Price of Loyalty: George W. Bush, the White House, and the Education
of Paul O'Neill
Due to a special order, we are able to offer at a reduced price (including postage) the explosive book by Ron Suskind, which details the experiences of yet another Bush whistleblower, Paul O'Neill, as he walked through the secretive Kremlinesque halls of Bush-Cheney power. We didn't offer the book when it first came out, but reconsidered upon looking through it and realizing that O'Neill offered an important perspective, revealing that the Bush White House is an Alice in Wonderland partisan "democracy be damned" thugocracy.
O'Neill wasn't a likely guy to join the others who have outed the true nature of the "Mayberry Machiavellis." He always seemed sort of maladroit as Secretary of the Treasury, but that's probably, in retrospect, because he was kept on a short leash. This is a dictatorship, after all, not a meritocracy.
One of the reasons we didn't originally sell the book, in its hardcover form, is that O'Neill clamped up shortly after appearing on "60 Minutes." Apparently the mafia don, Cheney, got the word to O'Neill that if he valued his life, he better shut up and disappear for awhile.
Interestingly enough, that's exactly what happened to another ex-insider who revealed that the White House was nothing but a self-perpetuating cash-and-carry political machine that made all of its decisions based on maintaining power: John DiIulio. In fact, it was DiIulio's letter to Suskind that coined the term Mayberry Machiavellis. Shortly after DiIulio's letter appeared in Esquire Magazine, DiIulio (who had resigned from his position as faith-based coordinator -- whatever that is -- for the White House) made himself unavailable for comment -- and hasn't talked since.
Al Capone knew how to silence his critics too: with a machine gun or a baseball bat.
We think that in Suskind's able hands, O'Neill's experience is quite revealing about the inner workings of the right wing bandits who have taken over America.
Here is what one reviewer said on Amazon.com:
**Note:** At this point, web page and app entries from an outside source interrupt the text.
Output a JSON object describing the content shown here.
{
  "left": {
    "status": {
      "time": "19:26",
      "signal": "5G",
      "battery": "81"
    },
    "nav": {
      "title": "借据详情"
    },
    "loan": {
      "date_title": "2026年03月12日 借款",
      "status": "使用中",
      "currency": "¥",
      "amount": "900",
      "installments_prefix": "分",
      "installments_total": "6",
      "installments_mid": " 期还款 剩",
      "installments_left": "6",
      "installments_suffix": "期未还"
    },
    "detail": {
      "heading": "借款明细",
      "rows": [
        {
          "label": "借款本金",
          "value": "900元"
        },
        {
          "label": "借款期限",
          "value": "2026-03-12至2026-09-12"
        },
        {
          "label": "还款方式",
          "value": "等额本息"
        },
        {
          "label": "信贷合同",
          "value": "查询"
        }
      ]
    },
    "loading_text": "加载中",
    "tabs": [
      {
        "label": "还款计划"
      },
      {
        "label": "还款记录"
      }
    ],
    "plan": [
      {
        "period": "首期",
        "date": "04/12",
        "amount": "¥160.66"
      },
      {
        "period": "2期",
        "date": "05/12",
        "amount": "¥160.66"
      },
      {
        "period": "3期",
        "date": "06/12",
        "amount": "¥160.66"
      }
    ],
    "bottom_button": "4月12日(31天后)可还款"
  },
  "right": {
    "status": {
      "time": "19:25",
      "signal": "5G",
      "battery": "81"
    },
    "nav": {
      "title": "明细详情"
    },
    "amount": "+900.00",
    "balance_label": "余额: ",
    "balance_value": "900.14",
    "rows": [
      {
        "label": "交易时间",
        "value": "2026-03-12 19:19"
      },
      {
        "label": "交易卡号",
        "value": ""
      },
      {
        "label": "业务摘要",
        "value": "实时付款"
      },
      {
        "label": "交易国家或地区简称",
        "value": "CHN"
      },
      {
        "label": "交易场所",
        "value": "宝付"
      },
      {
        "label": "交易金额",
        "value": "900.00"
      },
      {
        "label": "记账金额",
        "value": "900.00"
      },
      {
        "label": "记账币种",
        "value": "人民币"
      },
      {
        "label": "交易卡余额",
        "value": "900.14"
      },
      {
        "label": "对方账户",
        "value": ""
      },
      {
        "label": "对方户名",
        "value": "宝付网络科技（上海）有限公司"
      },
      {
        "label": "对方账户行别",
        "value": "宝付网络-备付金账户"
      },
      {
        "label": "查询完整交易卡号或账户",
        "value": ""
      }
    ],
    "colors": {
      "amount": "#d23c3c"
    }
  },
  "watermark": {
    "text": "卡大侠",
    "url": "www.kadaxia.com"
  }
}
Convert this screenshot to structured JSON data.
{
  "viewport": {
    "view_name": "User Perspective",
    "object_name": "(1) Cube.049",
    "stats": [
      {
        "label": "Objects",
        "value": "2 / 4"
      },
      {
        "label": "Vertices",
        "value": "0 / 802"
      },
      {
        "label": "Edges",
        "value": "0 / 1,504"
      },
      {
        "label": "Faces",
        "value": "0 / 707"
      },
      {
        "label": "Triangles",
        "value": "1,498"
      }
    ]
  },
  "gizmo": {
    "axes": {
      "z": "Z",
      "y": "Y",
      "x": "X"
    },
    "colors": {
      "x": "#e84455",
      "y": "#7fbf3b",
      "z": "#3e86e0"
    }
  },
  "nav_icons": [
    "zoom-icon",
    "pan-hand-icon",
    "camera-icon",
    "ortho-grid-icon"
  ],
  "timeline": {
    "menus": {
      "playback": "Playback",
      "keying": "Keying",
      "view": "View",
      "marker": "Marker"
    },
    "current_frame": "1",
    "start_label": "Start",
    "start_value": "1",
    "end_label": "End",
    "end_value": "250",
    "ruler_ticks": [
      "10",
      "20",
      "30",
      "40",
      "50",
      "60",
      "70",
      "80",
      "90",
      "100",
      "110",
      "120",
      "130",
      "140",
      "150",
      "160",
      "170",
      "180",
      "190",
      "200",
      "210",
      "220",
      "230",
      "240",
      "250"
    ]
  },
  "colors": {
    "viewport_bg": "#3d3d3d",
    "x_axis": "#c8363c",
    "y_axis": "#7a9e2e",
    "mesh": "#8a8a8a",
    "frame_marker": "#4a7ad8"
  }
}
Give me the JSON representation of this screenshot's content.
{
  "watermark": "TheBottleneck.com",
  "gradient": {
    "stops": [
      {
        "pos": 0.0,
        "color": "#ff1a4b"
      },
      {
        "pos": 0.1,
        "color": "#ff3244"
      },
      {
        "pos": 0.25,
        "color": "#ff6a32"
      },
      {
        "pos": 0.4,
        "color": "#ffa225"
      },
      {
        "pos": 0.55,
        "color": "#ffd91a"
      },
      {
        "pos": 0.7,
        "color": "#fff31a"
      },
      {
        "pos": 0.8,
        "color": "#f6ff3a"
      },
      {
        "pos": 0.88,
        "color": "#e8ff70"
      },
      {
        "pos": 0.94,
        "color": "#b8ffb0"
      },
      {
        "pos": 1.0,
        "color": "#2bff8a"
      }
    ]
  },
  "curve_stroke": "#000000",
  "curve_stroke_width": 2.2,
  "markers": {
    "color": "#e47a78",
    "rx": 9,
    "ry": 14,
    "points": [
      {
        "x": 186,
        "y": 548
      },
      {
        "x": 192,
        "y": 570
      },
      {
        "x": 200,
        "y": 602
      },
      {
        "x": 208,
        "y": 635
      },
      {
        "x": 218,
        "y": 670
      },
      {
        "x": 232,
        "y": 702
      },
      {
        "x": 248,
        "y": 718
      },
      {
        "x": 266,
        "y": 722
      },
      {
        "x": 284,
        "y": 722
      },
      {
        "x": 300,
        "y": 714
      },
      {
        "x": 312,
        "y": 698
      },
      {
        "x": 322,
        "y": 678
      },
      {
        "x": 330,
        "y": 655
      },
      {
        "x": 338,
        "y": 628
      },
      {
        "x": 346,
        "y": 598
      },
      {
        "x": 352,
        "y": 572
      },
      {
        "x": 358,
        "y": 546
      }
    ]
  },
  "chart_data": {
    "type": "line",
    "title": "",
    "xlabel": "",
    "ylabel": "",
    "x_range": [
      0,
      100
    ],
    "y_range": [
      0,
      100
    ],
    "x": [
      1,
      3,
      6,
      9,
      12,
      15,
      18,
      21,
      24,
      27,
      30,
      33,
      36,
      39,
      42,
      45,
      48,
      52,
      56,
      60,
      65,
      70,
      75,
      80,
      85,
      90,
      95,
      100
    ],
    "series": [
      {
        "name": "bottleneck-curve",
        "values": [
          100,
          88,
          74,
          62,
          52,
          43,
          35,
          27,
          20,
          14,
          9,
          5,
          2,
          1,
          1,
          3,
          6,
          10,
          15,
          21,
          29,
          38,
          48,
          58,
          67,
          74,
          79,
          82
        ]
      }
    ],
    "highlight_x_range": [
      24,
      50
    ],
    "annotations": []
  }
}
O'Neill's no role model of progressivism or genius himself. But he makes an average, pragmatic wealthy Republican appear like a paragon of normalcy amidst the ship of fools in the White House.
The fact that O'Neill can seem like some sort of minor hero, while being a card carrying GOP corporate profiteer, shows you just how extreme and dangerously psychotic the Busheviks are.